Thursday, September 18, 2008

Quote for the Day


I found this quote on Andrew Sullivan's Daily Dish. I've been obsessed with his pithy little thoughts lately, even when I don't agree with him.

"Unpopular ideas can be silenced, and inconvenient facts kept dark, without the need for any official ban … At any given moment there is an orthodoxy, a body of ideas which it is assumed that all right-thinking people will accept without question... Anyone who challenges the prevailing orthodoxy finds himself silenced with surprising effectiveness. A genuinely unfashionable opinion is almost never given a fair hearing, either in the popular press or in the highbrow periodicals ... If liberty means anything at all it means the right to tell people what they do not want to hear," - George Orwell, from his proposed preface to "Animal Farm."

So what are some of the things we do not want to hear right now?

I know one of the things I am thinking is:

So, with all of the talk about stimulating the economy and tax cuts, what ARE we going to do with the national debt? How much is it right now? Does it not matter any more?

Another is: I believe that one of the best hopes for this country is to resurrect and re-invigorate the promise of citizen democracy. Early on, I thought that Barack Obama's theme, "Yes, We can" might represent that post-partisan promise. But, being a citizen is hard work. Maybe "Yes We Can" sounds good, but is really too difficult to do. What do you think?

What are some other things you aren't hearing anyone saying?

6 comments:

Presbyterian Gal said...

I think "Yes we can" should be "Yes we will".

And we need to resurrect daily use of:

personal responsibility (but without a lawsuit at every turn)

common sense

moral outrage

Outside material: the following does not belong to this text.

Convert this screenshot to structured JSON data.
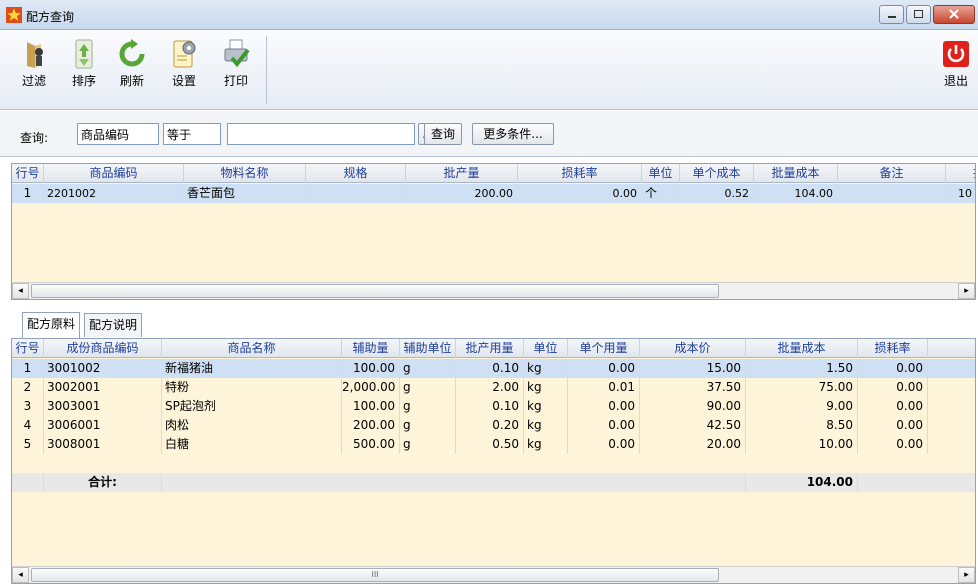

civility

.....among other things. George Orwell's prescience is proving itself a bit too much these days.

Grandmère Mimi said...

Some folks say they are not going to vote, because they don't like either candidate. Others say things about Obama that I won't repeat here. Still others talk the Muslim bit about Obama, but I have a gut feeling that, for most of them, it's racism and not really that they think he is a Muslim. They just won't say outright that they won't vote for him because he's black. Of course, I could be wrong about that.

Not very cheery, is it?

LawAndGospel said...

Are we prepared to live in ways that are sustainable, for our economy, for our environment, for the global community? Is "Yes we Can" " Yes I Can" easier to say than "Yes I Will"? Are we prepared to think about long-term change, or is our focus more finite than that?

FranIAm said...

Yes- George Orwell may have written about it, he did not want to see any of it happen.

Yet it is happening.

I really love how PG puts it when summing up what we need to see more of, what we need to be and do.

mompriest said...

Not enough people are talking about how some folks get away with telling outright lies and distorting the truth in such a way that they become the believed norm- which of course is the point of Orwell's statement....sigh

I'm really tired, frightened, worried, about a lot things in our would today...and would be content to never watch the news again...if only burying one's head in the sand was a useful response....

Lindy said...

That's a powerful question.

For me it's about whether or not I am willing ot live into the things I say I believe. I think it was Teresa of Avila who said something like Many people would be happy to endure trouble and affliction, if it just weren't so inconvenient. I often wonder how far I am willing to go towards doing no harm to the planet, I often can't go a day without hurting someone I love. How can I even consider the planet? How inconcenienced am I willing to be?

As for our nation... It's beyond my pay grade to contemplate that but I do wish we could talk about charactor. I know Obama is inexperienced. But, I really believe that can be remedied. I think McCain is just hell-bent on winning and I don't know that there's a good remedy for that.

This question deserves a lot more thought. Thank you Diane.